Why are leadership development announcements frequently met with rolled eyes and furtive sidelong glances, rather than enthusiasm?

It doesn’t have to be that way.

According to McKinsey research, two-thirds of 500 executives recently surveyed cited “leadership development” as their #1 human-capital priority. US firms spend almost $14 billion annually trying to strengthen managerial chops. This lavish investment in leadership is not surprising:  how a company’s leaders get things done through others (or not) can make or break corporate strategies and profitability levels.

Why, then, do so many leadership development efforts deliver lackluster results? In “Why Leadership Development Programs Fail”  McKinsey director Pierre Gurdjian identifies several common errors in how leadership programs are built. Here are two of my favorites from McKinsey’s list:

(1) Failure to weave real-life practice opportunities into the program.

As Gurdjian reminds us, adults retain only about 10% of what they hear in a classroom setting — vs. nearly 70% of what they learn by actually doing or trying something new. Classroom role plays and interactive exercises certainly beat lecture formats for this reason.

But the best learning programs also enable a participant to hear good ideas, try them out in real life, assess what worked / what didn’t, then loop back through those steps again. And again. And again.

According to Tara Swart, MIT lecturer and author of Neuroscience for Leadership, learning complex things involves re-wiring our brains’ neural networks over a minimum of 3-6 months.

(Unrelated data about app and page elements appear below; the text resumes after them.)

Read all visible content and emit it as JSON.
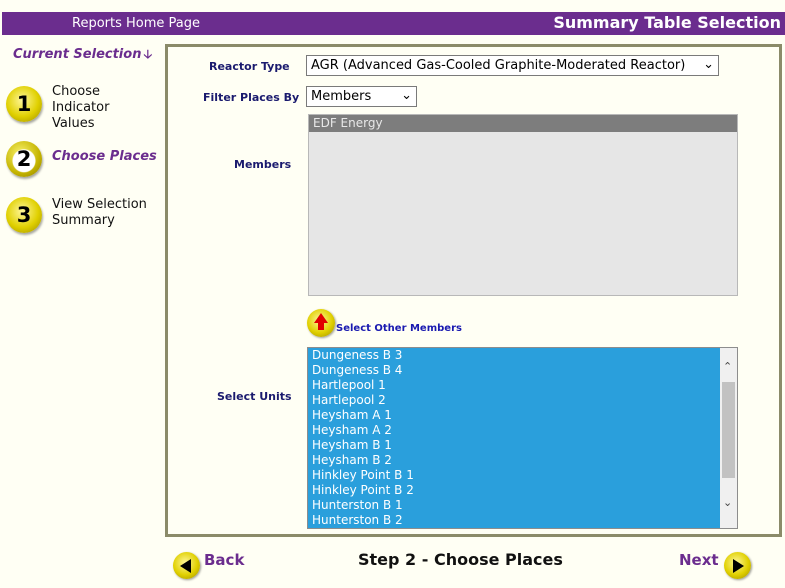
{
  "header": {
    "home_link": "Reports Home Page",
    "title": "Summary Table Selection"
  },
  "sidebar": {
    "current_selection": "Current Selection",
    "steps": [
      {
        "num": "1",
        "label": "Choose Indicator Values",
        "active": false
      },
      {
        "num": "2",
        "label": "Choose Places",
        "active": true
      },
      {
        "num": "3",
        "label": "View Selection Summary",
        "active": false
      }
    ]
  },
  "form": {
    "reactor_type_label": "Reactor Type",
    "reactor_type_value": "AGR (Advanced Gas-Cooled Graphite-Moderated Reactor)",
    "filter_label": "Filter Places By",
    "filter_value": "Members",
    "members_label": "Members",
    "members": [
      "EDF Energy"
    ],
    "select_other_members": "Select Other Members",
    "units_label": "Select Units",
    "units": [
      "Dungeness B 3",
      "Dungeness B 4",
      "Hartlepool 1",
      "Hartlepool 2",
      "Heysham A 1",
      "Heysham A 2",
      "Heysham B 1",
      "Heysham B 2",
      "Hinkley Point B 1",
      "Hinkley Point B 2",
      "Hunterston B 1",
      "Hunterston B 2"
    ]
  },
  "footer": {
    "back": "Back",
    "step_title": "Step 2 - Choose Places",
    "next": "Next"
  },
  "colors": {
    "brand": "#6b2d8e",
    "selection": "#2a9fdc",
    "button": "#e0d000"
  }
}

In the recent Fast Company article “What it Takes to Change Your Brain After 25”  Swart says “New connections and pathways are fragile…and only through repetition and practice can those connections be established enough to become habitual or default behaviors.”  Which is why the cards are stacked against a one- or two-week workshop — by itself — creating significant or lasting change.

In my experience over the past 15 years with leadership programs of all shapes and sizes, the best results emerge from 6+ month programs which include a healthy dose of learning-rich field assignments. Such formats enable participants to test drive new managerial approaches with direct reports, then report back on how it went. Another key benefit? Surprising as it might sound at first, such multi-month programs (often involving just a few hours a month of a participant’s time) can be much easier on leaders’ overcrowded schedules than programs which whisk them away from their clients and teams for a week or two of wall-to-wall training.

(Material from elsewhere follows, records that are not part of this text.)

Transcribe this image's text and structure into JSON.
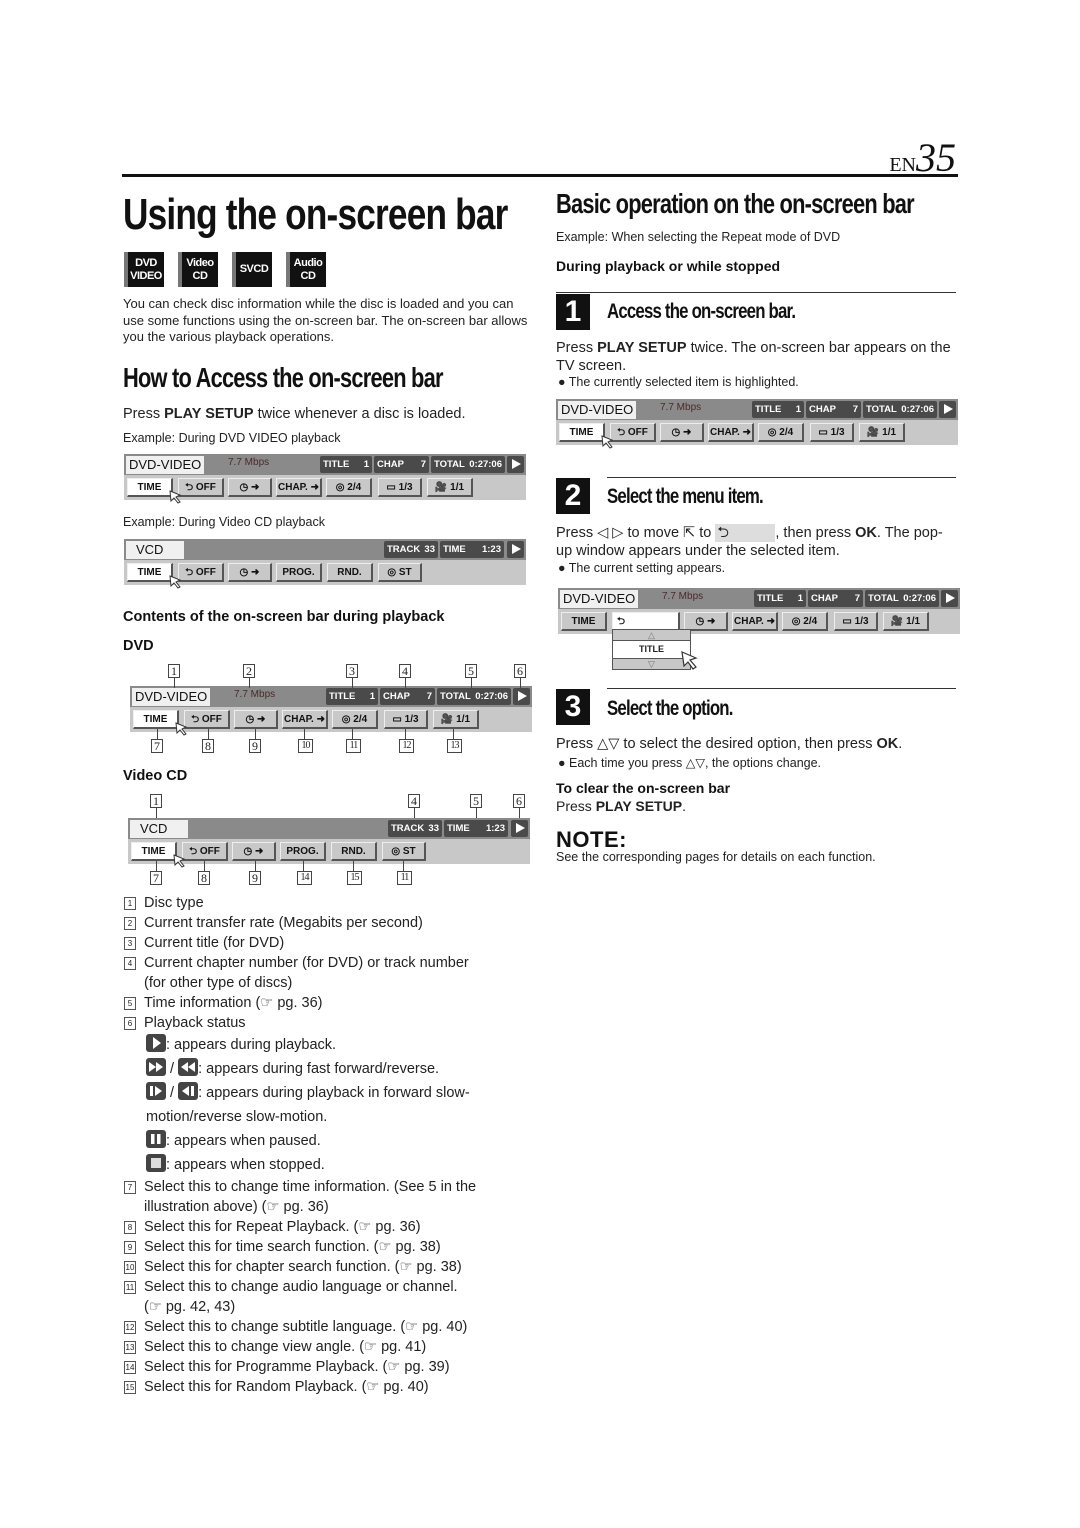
{
  "header": {
    "lang": "EN",
    "page": "35"
  },
  "left": {
    "title": "Using the on-screen bar",
    "badges": [
      [
        "DVD",
        "VIDEO"
      ],
      [
        "Video",
        "CD"
      ],
      [
        "SVCD"
      ],
      [
        "Audio",
        "CD"
      ]
    ],
    "intro": "You can check disc information while the disc is loaded and you can use some functions using the on-screen bar. The on-screen bar allows you the various playback operations.",
    "how_heading": "How to Access the on-screen bar",
    "how_press_pre": "Press ",
    "how_press_key": "PLAY SETUP",
    "how_press_post": " twice whenever a disc is loaded.",
    "example_dvd": "Example: During DVD VIDEO playback",
    "example_vcd": "Example: During Video CD playback",
    "contents_heading": "Contents of the on-screen bar during playback",
    "dvd_label": "DVD",
    "vcd_label": "Video CD",
    "legend": [
      {
        "k": "1",
        "t": "Disc type"
      },
      {
        "k": "2",
        "t": "Current transfer rate (Megabits per second)"
      },
      {
        "k": "3",
        "t": "Current title (for DVD)"
      },
      {
        "k": "4",
        "t": "Current chapter number (for DVD) or track number"
      },
      {
        "k": "",
        "t": "(for other type of discs)"
      },
      {
        "k": "5",
        "t": "Time information (☞ pg. 36)"
      },
      {
        "k": "6",
        "t": "Playback status"
      }
    ],
    "status_items": [
      ": appears during playback.",
      ": appears during fast forward/reverse.",
      ": appears during playback in forward slow-",
      "motion/reverse slow-motion.",
      ": appears when paused.",
      ": appears when stopped."
    ],
    "legend2": [
      {
        "k": "7",
        "t": "Select this to change time information. (See 5 in the"
      },
      {
        "k": "",
        "t": "illustration above) (☞ pg. 36)"
      },
      {
        "k": "8",
        "t": "Select this for Repeat Playback. (☞ pg. 36)"
      },
      {
        "k": "9",
        "t": "Select this for time search function. (☞ pg. 38)"
      },
      {
        "k": "10",
        "t": "Select this for chapter search function. (☞ pg. 38)"
      },
      {
        "k": "11",
        "t": "Select this to change audio language or channel."
      },
      {
        "k": "",
        "t": "(☞ pg. 42, 43)"
      },
      {
        "k": "12",
        "t": "Select this to change subtitle language. (☞ pg. 40)"
      },
      {
        "k": "13",
        "t": "Select this to change view angle. (☞ pg. 41)"
      },
      {
        "k": "14",
        "t": "Select this for Programme Playback. (☞ pg. 39)"
      },
      {
        "k": "15",
        "t": "Select this for Random Playback. (☞ pg. 40)"
      }
    ]
  },
  "bars": {
    "dvd": {
      "disc": "DVD-VIDEO",
      "rate": "7.7 Mbps",
      "title_label": "TITLE",
      "title_val": "1",
      "chap_label": "CHAP",
      "chap_val": "7",
      "total_label": "TOTAL",
      "total_val": "0:27:06",
      "buttons": [
        "TIME",
        "⮌ OFF",
        "◷ ➜",
        "CHAP. ➜",
        "◎ 2/4",
        "▭ 1/3",
        "🎥 1/1"
      ]
    },
    "vcd": {
      "disc": "VCD",
      "track_label": "TRACK",
      "track_val": "33",
      "time_label": "TIME",
      "time_val": "1:23",
      "buttons": [
        "TIME",
        "⮌ OFF",
        "◷ ➜",
        "PROG.",
        "RND.",
        "◎ ST"
      ]
    }
  },
  "callouts": {
    "dvd_top": [
      "1",
      "2",
      "3",
      "4",
      "5",
      "6"
    ],
    "dvd_bottom": [
      "7",
      "8",
      "9",
      "10",
      "11",
      "12",
      "13"
    ],
    "vcd_top": [
      "1",
      "4",
      "5",
      "6"
    ],
    "vcd_bottom": [
      "7",
      "8",
      "9",
      "14",
      "15",
      "11"
    ]
  },
  "right": {
    "heading": "Basic operation on the on-screen bar",
    "example": "Example: When selecting the Repeat mode of DVD",
    "during": "During playback or while stopped",
    "steps": [
      {
        "n": "1",
        "title": "Access the on-screen bar."
      },
      {
        "n": "2",
        "title": "Select the menu item."
      },
      {
        "n": "3",
        "title": "Select the option."
      }
    ],
    "step1_pre": "Press ",
    "step1_key": "PLAY SETUP",
    "step1_post": " twice. The on-screen bar appears on the TV screen.",
    "step1_bullet": "● The currently selected item is highlighted.",
    "step2_a": "Press ◁ ▷ to move ⇱ to ",
    "step2_icon": "⮌",
    "step2_b": ", then press ",
    "step2_key": "OK",
    "step2_c": ". The pop-up window appears under the selected item.",
    "step2_bullet": "● The current setting appears.",
    "popup_value": "TITLE",
    "step3_a": "Press △▽ to select the desired option, then press ",
    "step3_key": "OK",
    "step3_b": ".",
    "step3_bullet": "● Each time you press △▽, the options change.",
    "clear_heading": "To clear the on-screen bar",
    "clear_pre": "Press ",
    "clear_key": "PLAY SETUP",
    "clear_post": ".",
    "note_heading": "NOTE:",
    "note_text": "See the corresponding pages for details on each function."
  }
}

(2)  Failure to measure results.

Leadership program participants must be aware (and convinced!) of their own individual behavioral gaps. They must be given the opportunity to quantify program-driven improvements. Without these two things, it is unlikely a busy leader will tune in fully to program content — or tackle behavior change assignments with gusto.

For example, most leaders starting my programs believe they have excellent listening skills; a round of starter 360 feedback metrics may quickly put that notion to bed.  Without such carefully-timed feedback, it is far less likely any participant will take the necessary (and sometimes difficult) steps to improve how they tune in to others.

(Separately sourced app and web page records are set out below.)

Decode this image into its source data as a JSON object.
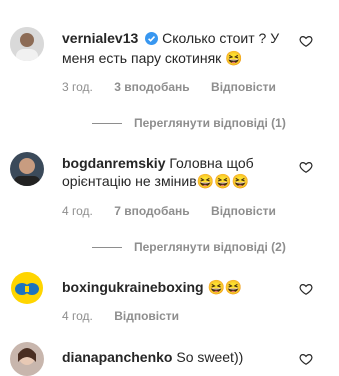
{
  "comments": [
    {
      "username": "vernialev13",
      "text": "Сколько стоит ? У меня есть пару скотиняк 😆",
      "time": "3 год.",
      "likes": "3 вподобань",
      "reply": "Відповісти",
      "view_replies": "Переглянути відповіді (1)"
    },
    {
      "username": "bogdanremskiy",
      "text": "Головна щоб орієнтацію не змінив😆😆😆",
      "time": "4 год.",
      "likes": "7 вподобань",
      "reply": "Відповісти",
      "view_replies": "Переглянути відповіді (2)"
    },
    {
      "username": "boxingukraineboxing",
      "text": "😆😆",
      "time": "4 год.",
      "reply": "Відповісти"
    },
    {
      "username": "dianapanchenko",
      "text": "So sweet))"
    }
  ],
  "colors": {
    "text": "#262626",
    "muted": "#8e8e8e",
    "verified": "#3897f0"
  }
}
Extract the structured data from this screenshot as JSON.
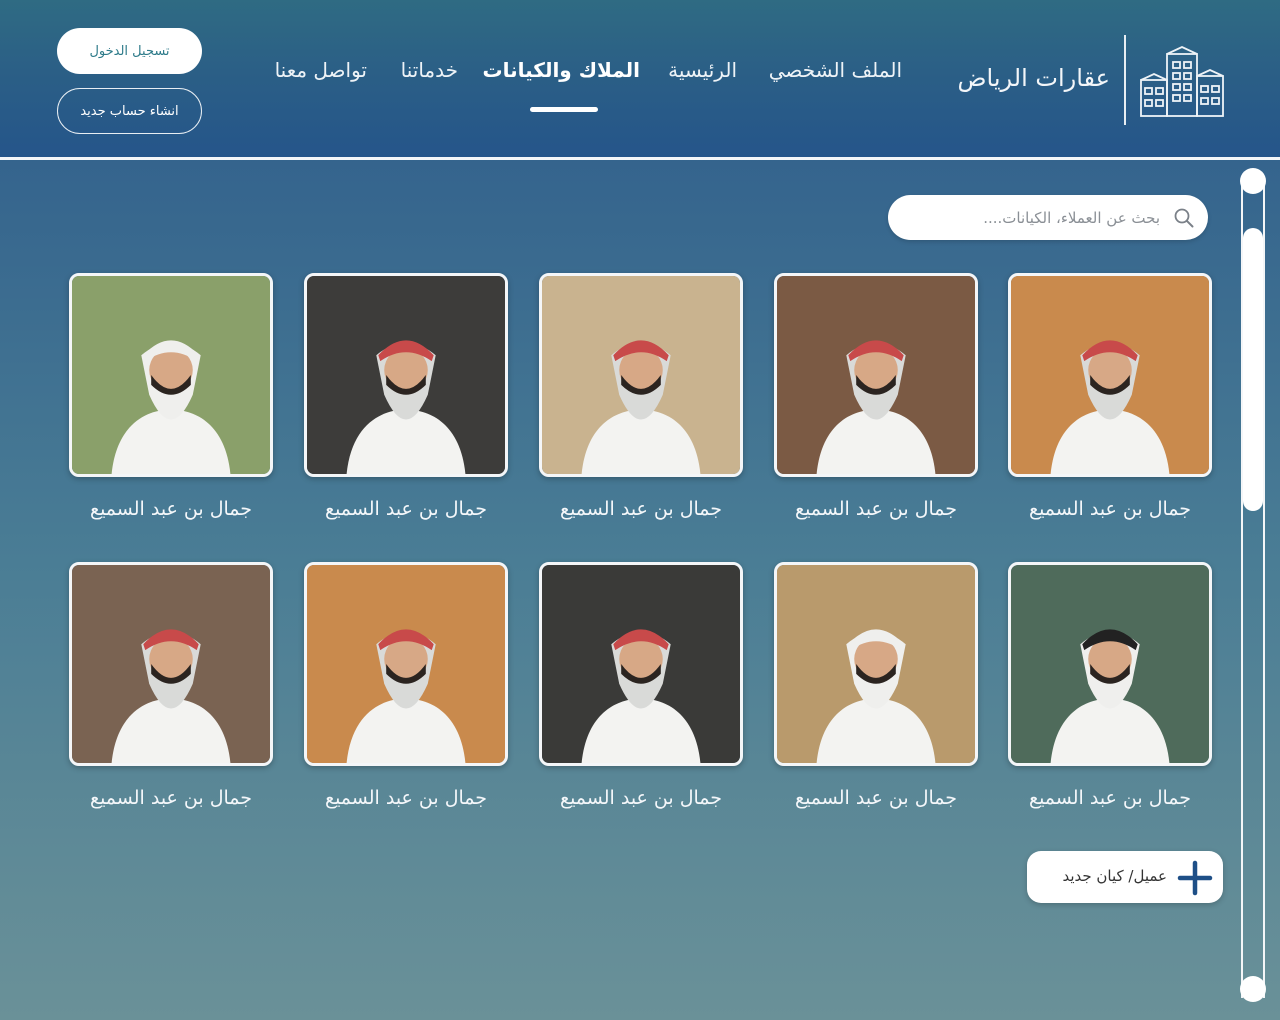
{
  "header": {
    "brand": "عقارات الرياض",
    "nav": [
      {
        "label": "الملف الشخصي"
      },
      {
        "label": "الرئيسية"
      },
      {
        "label": "الملاك والكيانات",
        "active": true
      },
      {
        "label": "خدماتنا"
      },
      {
        "label": "تواصل معنا"
      }
    ],
    "login_label": "تسجيل الدخول",
    "register_label": "انشاء حساب جديد"
  },
  "search": {
    "placeholder": "بحث عن العملاء، الكيانات....",
    "icon": "search-icon"
  },
  "clients": [
    {
      "name": "جمال بن عبد السميع",
      "bg": "#c98a4d"
    },
    {
      "name": "جمال بن عبد السميع",
      "bg": "#7b5a44"
    },
    {
      "name": "جمال بن عبد السميع",
      "bg": "#c9b38f"
    },
    {
      "name": "جمال بن عبد السميع",
      "bg": "#3d3c3a"
    },
    {
      "name": "جمال بن عبد السميع",
      "bg": "#8aa06a"
    },
    {
      "name": "جمال بن عبد السميع",
      "bg": "#4f6b5b"
    },
    {
      "name": "جمال بن عبد السميع",
      "bg": "#b99a6c"
    },
    {
      "name": "جمال بن عبد السميع",
      "bg": "#3a3a38"
    },
    {
      "name": "جمال بن عبد السميع",
      "bg": "#c98a4d"
    },
    {
      "name": "جمال بن عبد السميع",
      "bg": "#7a6352"
    }
  ],
  "add_button": {
    "label": "عميل/ كيان جديد",
    "icon": "plus-icon"
  },
  "colors": {
    "accent": "#25558a",
    "plus": "#1e4f87"
  }
}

I highly recommend leadership program facilitators develop a “dashboard” for each participant. This dashboard can include before/ after 360 feedback, individually-determined improvement priorities, and other metrics. We always encourage our client companies to quantify longer-term program impact on manager and employee attrition, productivity, performance reviews, promotion rates, and financial performance.

Yes, it would be nice if significant leadership makeovers took just a few days, or even a month. But the reality is that a typical 50-hour program time investment spread over a number of months – rather than over 1-2 weeks — allows a participant much richer hands-on practice opportunities. As well as enough time for neural networks (and ingrained habits) to re-arrange themselves.

Given what’s at stake, it is best to avoid the temptation of leadership program shortcuts where the ratio of classroom learning to hands-on field learning is too high. Leaders can be ushered quickly through such programs. Program participation goals can be checked off as “met” sooner rather than later.  But at what price?